The NASA team is preparing to roll the 322-foot-tall (98-meter-tall) Artemis I rocket stack, including the Space Launch System and Orion spacecraft, back to the Vehicle Assembly Building at the Kennedy Space Center in Florida on April 26.
The crucial test, known as a wet dress rehearsal, simulates each stage of the launch without the rocket leaving the launch pad. This process includes loading propellant, going through a full countdown that simulates launch, resetting the countdown clock, and draining the rocket tanks.
Engineers encountered a hydrogen leak problem during the third attempt of this test on April 14.
Rolling the rocket stack inward will allow them to assess the leak, located in the umbilical of the rocket’s tail service mast, and replace a faulty helium check valve in the upper stage that also created a problem.
The updates are “required at a third-party supplier of nitrogen gas used for testing,” providing this window of opportunity to make some corrections before the giant rocket returns to the launch pad for further testing, according to the agency.
Preparing an entirely new rocket and spacecraft for launch is “a really complicated thing,” said Tom Whitmeyer, deputy associate administrator for common exploration systems development at NASA Headquarters, during a news conference Monday.
“We’re putting the pieces of the puzzle together,” he said. “I think we discovered a few more pieces on Thursday, but we have a few more pieces in front of us.”
The team is currently evaluating what the next steps will be after fixing the rocket, but Whitmeyer said “we’ll absolutely go back out and do a dress rehearsal” to demonstrate the super-cold propellant load and go through the launch countdown. “It’s just a question of what’s the right time and the right way to do it.”
The team has several options once the rocket returns inside the building. Engineers can make a quick choice, which is to take care of the minimum number of things right away, and then see how soon they can make another try at the wet dress rehearsal.
Another option is to take more time to work on the rocket while it’s in the building and bring it closer to deployment in the configurations actually needed for flight.
The third option considers doing a wet dress rehearsal and launch all in one campaign after launching to the launch pad, Charlie Blackwell-Thompson, Artemis launch manager in NASA’s Exploration Ground Systems program, said at the conference. press.
“Our team has been working very hard, and I think they’re doing a great job on all of these initial operations, and I’m constantly impressed and proud of the problem-solving skills I see demonstrated within the team,” she said.
This latest decision “challenges” the earliest release window, originally scheduled for June 6-June 16, but later release windows of June 29-July 12 and July 26-Aug 9 remain. possible.
“We’ve had to overcome a number of challenges, and those challenges require perseverance,” Mike Sarafin, manager of the Artemis mission at NASA Headquarters, said during the conference. “And that perseverance, in turn, is building the character within the team and the character necessary to have optimism and know when we’re going to be ready to fly.”

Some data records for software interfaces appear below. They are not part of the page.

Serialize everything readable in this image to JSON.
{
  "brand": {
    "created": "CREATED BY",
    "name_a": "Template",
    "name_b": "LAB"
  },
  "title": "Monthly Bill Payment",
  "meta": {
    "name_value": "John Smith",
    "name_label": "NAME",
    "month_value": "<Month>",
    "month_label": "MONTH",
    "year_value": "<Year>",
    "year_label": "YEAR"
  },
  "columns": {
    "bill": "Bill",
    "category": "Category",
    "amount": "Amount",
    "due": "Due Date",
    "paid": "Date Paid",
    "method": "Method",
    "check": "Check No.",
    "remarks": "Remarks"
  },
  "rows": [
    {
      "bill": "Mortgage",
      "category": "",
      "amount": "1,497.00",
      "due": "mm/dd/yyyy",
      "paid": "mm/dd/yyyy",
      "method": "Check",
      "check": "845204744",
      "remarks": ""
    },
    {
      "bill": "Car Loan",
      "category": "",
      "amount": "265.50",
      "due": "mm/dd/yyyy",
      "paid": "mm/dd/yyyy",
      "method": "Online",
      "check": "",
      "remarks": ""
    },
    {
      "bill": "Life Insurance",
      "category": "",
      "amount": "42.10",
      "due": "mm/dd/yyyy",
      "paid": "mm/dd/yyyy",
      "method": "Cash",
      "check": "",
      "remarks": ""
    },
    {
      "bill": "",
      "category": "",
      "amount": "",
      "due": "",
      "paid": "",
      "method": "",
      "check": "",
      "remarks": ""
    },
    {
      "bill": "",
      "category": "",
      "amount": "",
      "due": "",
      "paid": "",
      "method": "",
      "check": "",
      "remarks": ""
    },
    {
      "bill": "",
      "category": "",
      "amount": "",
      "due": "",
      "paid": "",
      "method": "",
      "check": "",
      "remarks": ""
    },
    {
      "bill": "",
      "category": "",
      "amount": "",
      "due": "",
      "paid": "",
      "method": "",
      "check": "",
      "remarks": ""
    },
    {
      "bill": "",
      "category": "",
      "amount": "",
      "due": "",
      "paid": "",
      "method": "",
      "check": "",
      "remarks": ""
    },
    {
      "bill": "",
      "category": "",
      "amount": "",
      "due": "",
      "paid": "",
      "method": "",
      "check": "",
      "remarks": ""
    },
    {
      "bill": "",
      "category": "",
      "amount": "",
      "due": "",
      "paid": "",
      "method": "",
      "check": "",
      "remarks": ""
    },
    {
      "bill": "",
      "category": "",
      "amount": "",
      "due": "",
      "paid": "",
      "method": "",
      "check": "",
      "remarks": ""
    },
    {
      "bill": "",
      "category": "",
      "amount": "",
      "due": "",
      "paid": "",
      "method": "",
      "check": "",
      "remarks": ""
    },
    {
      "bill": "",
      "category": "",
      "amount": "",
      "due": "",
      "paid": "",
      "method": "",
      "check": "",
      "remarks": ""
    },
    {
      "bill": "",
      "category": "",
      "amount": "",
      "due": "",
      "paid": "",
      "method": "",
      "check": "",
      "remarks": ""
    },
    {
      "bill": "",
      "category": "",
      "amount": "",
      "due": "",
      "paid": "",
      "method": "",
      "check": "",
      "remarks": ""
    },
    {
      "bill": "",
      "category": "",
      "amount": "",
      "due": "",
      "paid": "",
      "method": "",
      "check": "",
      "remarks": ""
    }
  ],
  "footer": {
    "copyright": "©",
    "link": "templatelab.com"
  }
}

The goal of the wet dress rehearsal is to learn about problems that can be corrected before being forced to abort a launch attempt, and it’s something the Apollo and shuttle programs also faced, Blackwell-Thompson said.
The results of the wet dress rehearsal will determine when the uncrewed Artemis I will launch on a mission that goes beyond the moon and back to Earth. This mission will kick off NASA’s Artemis program, which is expected to return humans to the moon and bring the first woman and first person of color to the lunar surface by 2025.